# PROBLEM TO WORK ON
Return all of the data exactly as written, without the pictures.

Start of DATA EXCERPTS

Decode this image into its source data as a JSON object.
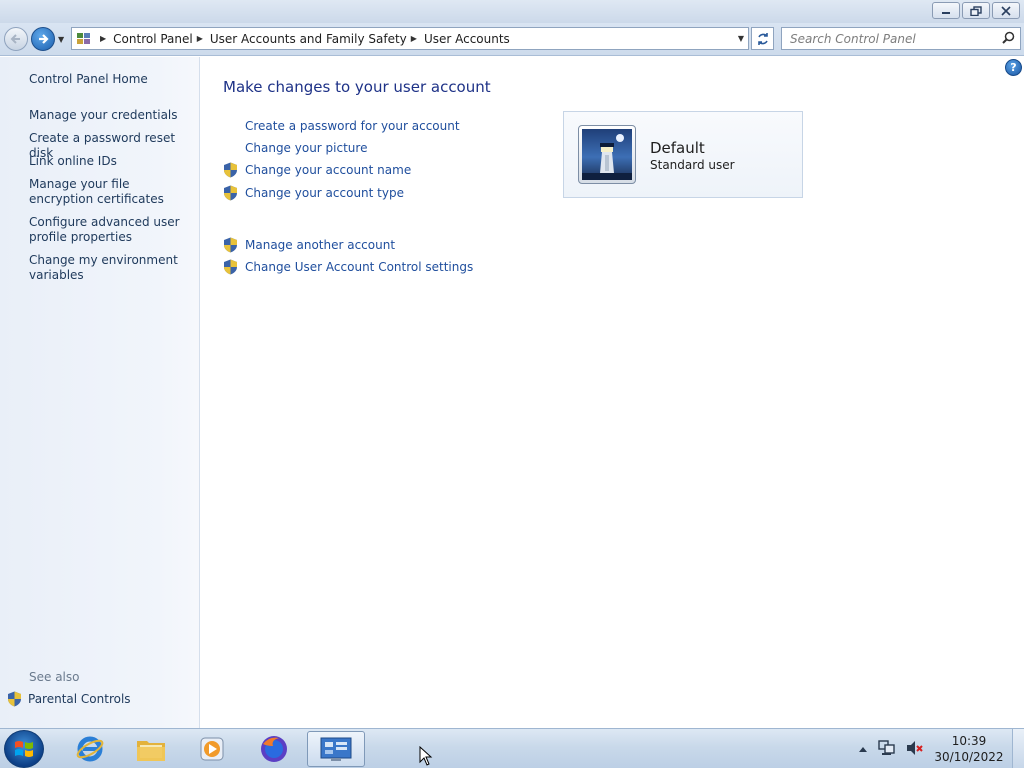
{
  "window": {
    "controls": {
      "minimize": "▭",
      "restore": "🗗",
      "close": "✕"
    }
  },
  "nav": {
    "breadcrumbs": [
      "Control Panel",
      "User Accounts and Family Safety",
      "User Accounts"
    ],
    "search_placeholder": "Search Control Panel"
  },
  "sidebar": {
    "home": "Control Panel Home",
    "items": [
      {
        "label": "Manage your credentials"
      },
      {
        "label": "Create a password reset disk"
      },
      {
        "label": "Link online IDs"
      },
      {
        "label": "Manage your file encryption certificates"
      },
      {
        "label": "Configure advanced user profile properties"
      },
      {
        "label": "Change my environment variables"
      }
    ],
    "see_also": "See also",
    "parental_controls": "Parental Controls"
  },
  "main": {
    "heading": "Make changes to your user account",
    "tasks": [
      {
        "label": "Create a password for your account",
        "shield": false
      },
      {
        "label": "Change your picture",
        "shield": false
      },
      {
        "label": "Change your account name",
        "shield": true
      },
      {
        "label": "Change your account type",
        "shield": true
      }
    ],
    "other_tasks": [
      {
        "label": "Manage another account",
        "shield": true
      },
      {
        "label": "Change User Account Control settings",
        "shield": true
      }
    ],
    "account": {
      "name": "Default",
      "type": "Standard user"
    }
  },
  "taskbar": {
    "apps": [
      "internet-explorer",
      "windows-explorer",
      "media-player",
      "firefox",
      "control-panel"
    ],
    "active_app": "control-panel",
    "time": "10:39",
    "date": "30/10/2022"
  },
  "colors": {
    "link": "#1f4e9d",
    "heading": "#1e3287",
    "sidebar_text": "#1e395b"
  }
}
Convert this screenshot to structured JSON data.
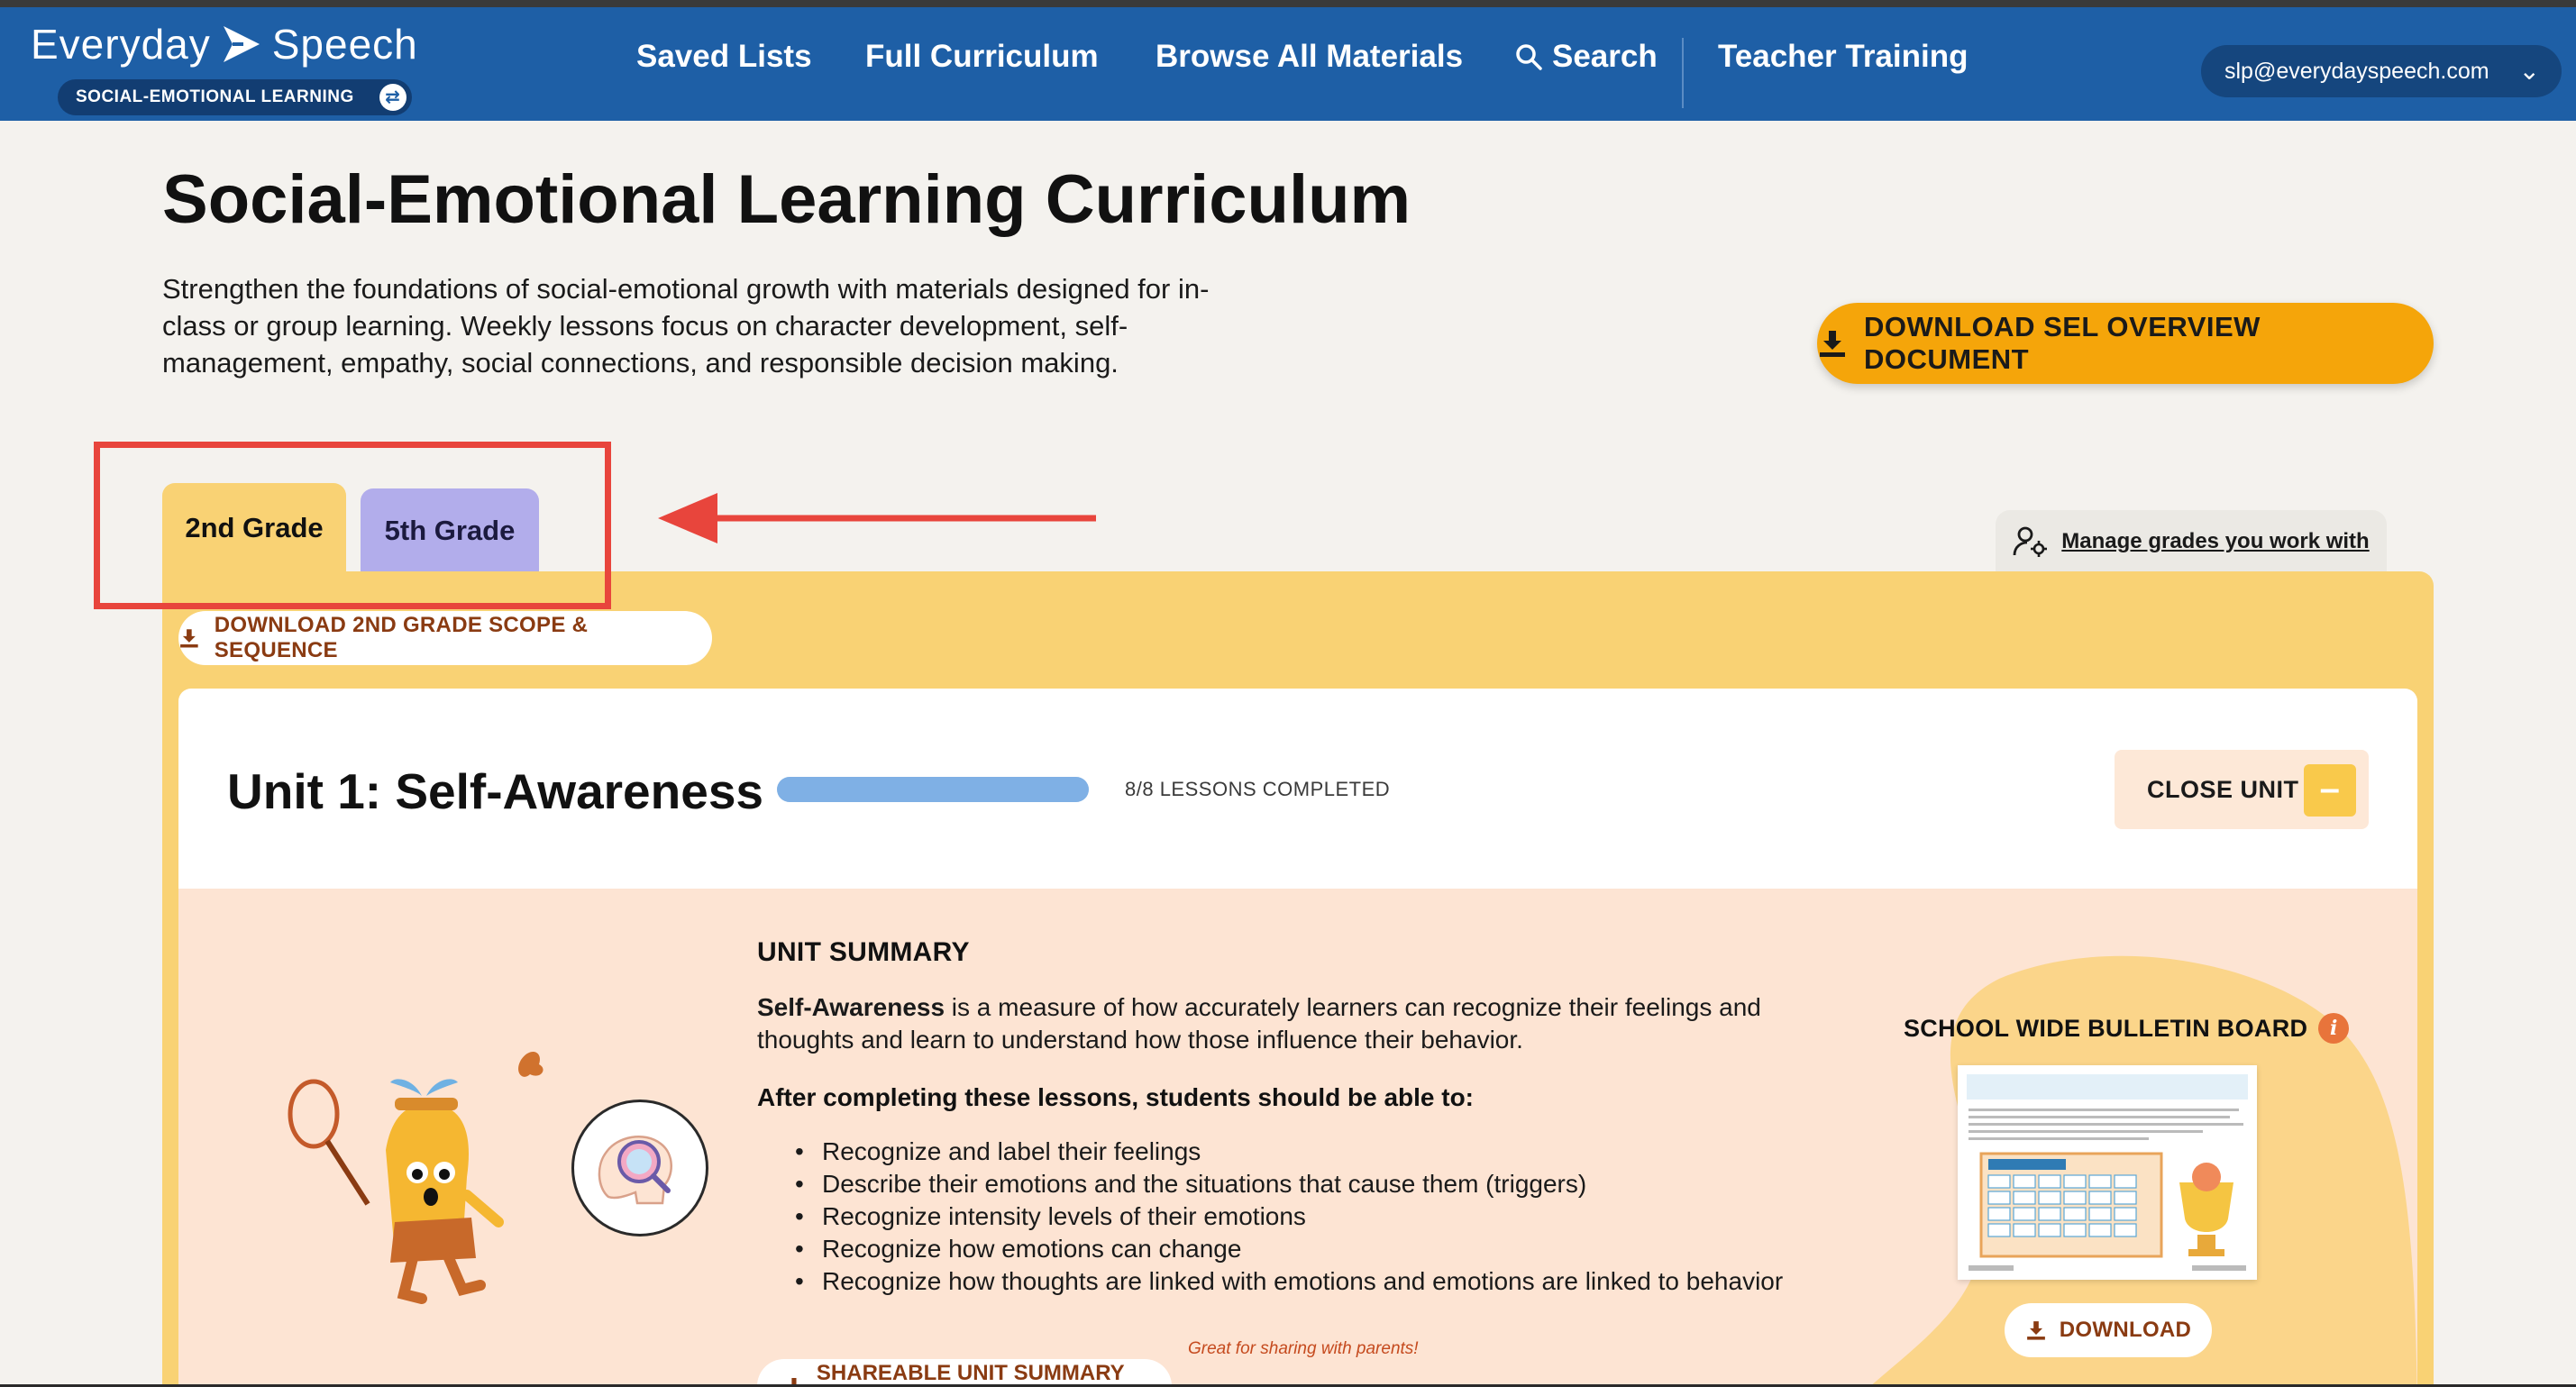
{
  "header": {
    "logo_text_1": "Everyday",
    "logo_text_2": "Speech",
    "badge": "SOCIAL-EMOTIONAL LEARNING",
    "nav": [
      "Saved Lists",
      "Full Curriculum",
      "Browse All Materials",
      "Search",
      "Teacher Training"
    ],
    "account_email": "slp@everydayspeech.com"
  },
  "page": {
    "title": "Social-Emotional Learning Curriculum",
    "description": "Strengthen the foundations of social-emotional growth with materials designed for in-class or group learning. Weekly lessons focus on character development, self-management, empathy, social connections, and responsible decision making.",
    "overview_button": "DOWNLOAD SEL OVERVIEW DOCUMENT"
  },
  "tabs": {
    "grade_2": "2nd Grade",
    "grade_5": "5th Grade",
    "manage": "Manage grades you work with"
  },
  "panel": {
    "scope_button": "DOWNLOAD 2ND GRADE SCOPE & SEQUENCE"
  },
  "unit": {
    "title": "Unit 1: Self-Awareness",
    "progress": 1.0,
    "progress_text": "8/8 LESSONS COMPLETED",
    "close_label": "CLOSE UNIT",
    "close_symbol": "–",
    "summary_head": "UNIT SUMMARY",
    "summary_bold": "Self-Awareness",
    "summary_rest": " is a measure of how accurately learners can recognize their feelings and thoughts and learn to understand how those influence their behavior.",
    "after_head": "After completing these lessons, students should be able to:",
    "goals": [
      "Recognize and label their feelings",
      "Describe their emotions and the situations that cause them (triggers)",
      "Recognize intensity levels of their emotions",
      "Recognize how emotions can change",
      "Recognize how thoughts are linked with emotions and emotions are linked to behavior"
    ],
    "shareable_button": "SHAREABLE UNIT SUMMARY PDF",
    "great_note": "Great for sharing with parents!",
    "bulletin_head": "SCHOOL WIDE BULLETIN BOARD",
    "bulletin_info": "i",
    "download_label": "DOWNLOAD"
  },
  "colors": {
    "header_blue": "#1e5fa6",
    "accent_orange": "#f5a50a",
    "grade2_yellow": "#f9d274",
    "grade5_purple": "#b2adeb",
    "annotation_red": "#e8453c",
    "summary_peach": "#fde4d3"
  }
}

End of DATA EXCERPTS

# ANSWER BELOW
Decode this image into its source data as a JSON object.
{
  "window": {
    "controls": {
      "minimize": "▭",
      "restore": "🗗",
      "close": "✕"
    }
  },
  "nav": {
    "breadcrumbs": [
      "Control Panel",
      "User Accounts and Family Safety",
      "User Accounts"
    ],
    "search_placeholder": "Search Control Panel"
  },
  "sidebar": {
    "home": "Control Panel Home",
    "items": [
      {
        "label": "Manage your credentials"
      },
      {
        "label": "Create a password reset disk"
      },
      {
        "label": "Link online IDs"
      },
      {
        "label": "Manage your file encryption certificates"
      },
      {
        "label": "Configure advanced user profile properties"
      },
      {
        "label": "Change my environment variables"
      }
    ],
    "see_also": "See also",
    "parental_controls": "Parental Controls"
  },
  "main": {
    "heading": "Make changes to your user account",
    "tasks": [
      {
        "label": "Create a password for your account",
        "shield": false
      },
      {
        "label": "Change your picture",
        "shield": false
      },
      {
        "label": "Change your account name",
        "shield": true
      },
      {
        "label": "Change your account type",
        "shield": true
      }
    ],
    "other_tasks": [
      {
        "label": "Manage another account",
        "shield": true
      },
      {
        "label": "Change User Account Control settings",
        "shield": true
      }
    ],
    "account": {
      "name": "Default",
      "type": "Standard user"
    }
  },
  "taskbar": {
    "apps": [
      "internet-explorer",
      "windows-explorer",
      "media-player",
      "firefox",
      "control-panel"
    ],
    "active_app": "control-panel",
    "time": "10:39",
    "date": "30/10/2022"
  },
  "colors": {
    "link": "#1f4e9d",
    "heading": "#1e3287",
    "sidebar_text": "#1e395b"
  }
}
Convert this screenshot to structured JSON data.
{
  "header": {
    "logo_text_1": "Everyday",
    "logo_text_2": "Speech",
    "badge": "SOCIAL-EMOTIONAL LEARNING",
    "nav": [
      "Saved Lists",
      "Full Curriculum",
      "Browse All Materials",
      "Search",
      "Teacher Training"
    ],
    "account_email": "slp@everydayspeech.com"
  },
  "page": {
    "title": "Social-Emotional Learning Curriculum",
    "description": "Strengthen the foundations of social-emotional growth with materials designed for in-class or group learning. Weekly lessons focus on character development, self-management, empathy, social connections, and responsible decision making.",
    "overview_button": "DOWNLOAD SEL OVERVIEW DOCUMENT"
  },
  "tabs": {
    "grade_2": "2nd Grade",
    "grade_5": "5th Grade",
    "manage": "Manage grades you work with"
  },
  "panel": {
    "scope_button": "DOWNLOAD 2ND GRADE SCOPE & SEQUENCE"
  },
  "unit": {
    "title": "Unit 1: Self-Awareness",
    "progress": 1.0,
    "progress_text": "8/8 LESSONS COMPLETED",
    "close_label": "CLOSE UNIT",
    "close_symbol": "–",
    "summary_head": "UNIT SUMMARY",
    "summary_bold": "Self-Awareness",
    "summary_rest": " is a measure of how accurately learners can recognize their feelings and thoughts and learn to understand how those influence their behavior.",
    "after_head": "After completing these lessons, students should be able to:",
    "goals": [
      "Recognize and label their feelings",
      "Describe their emotions and the situations that cause them (triggers)",
      "Recognize intensity levels of their emotions",
      "Recognize how emotions can change",
      "Recognize how thoughts are linked with emotions and emotions are linked to behavior"
    ],
    "shareable_button": "SHAREABLE UNIT SUMMARY PDF",
    "great_note": "Great for sharing with parents!",
    "bulletin_head": "SCHOOL WIDE BULLETIN BOARD",
    "bulletin_info": "i",
    "download_label": "DOWNLOAD"
  },
  "colors": {
    "header_blue": "#1e5fa6",
    "accent_orange": "#f5a50a",
    "grade2_yellow": "#f9d274",
    "grade5_purple": "#b2adeb",
    "annotation_red": "#e8453c",
    "summary_peach": "#fde4d3"
  }
}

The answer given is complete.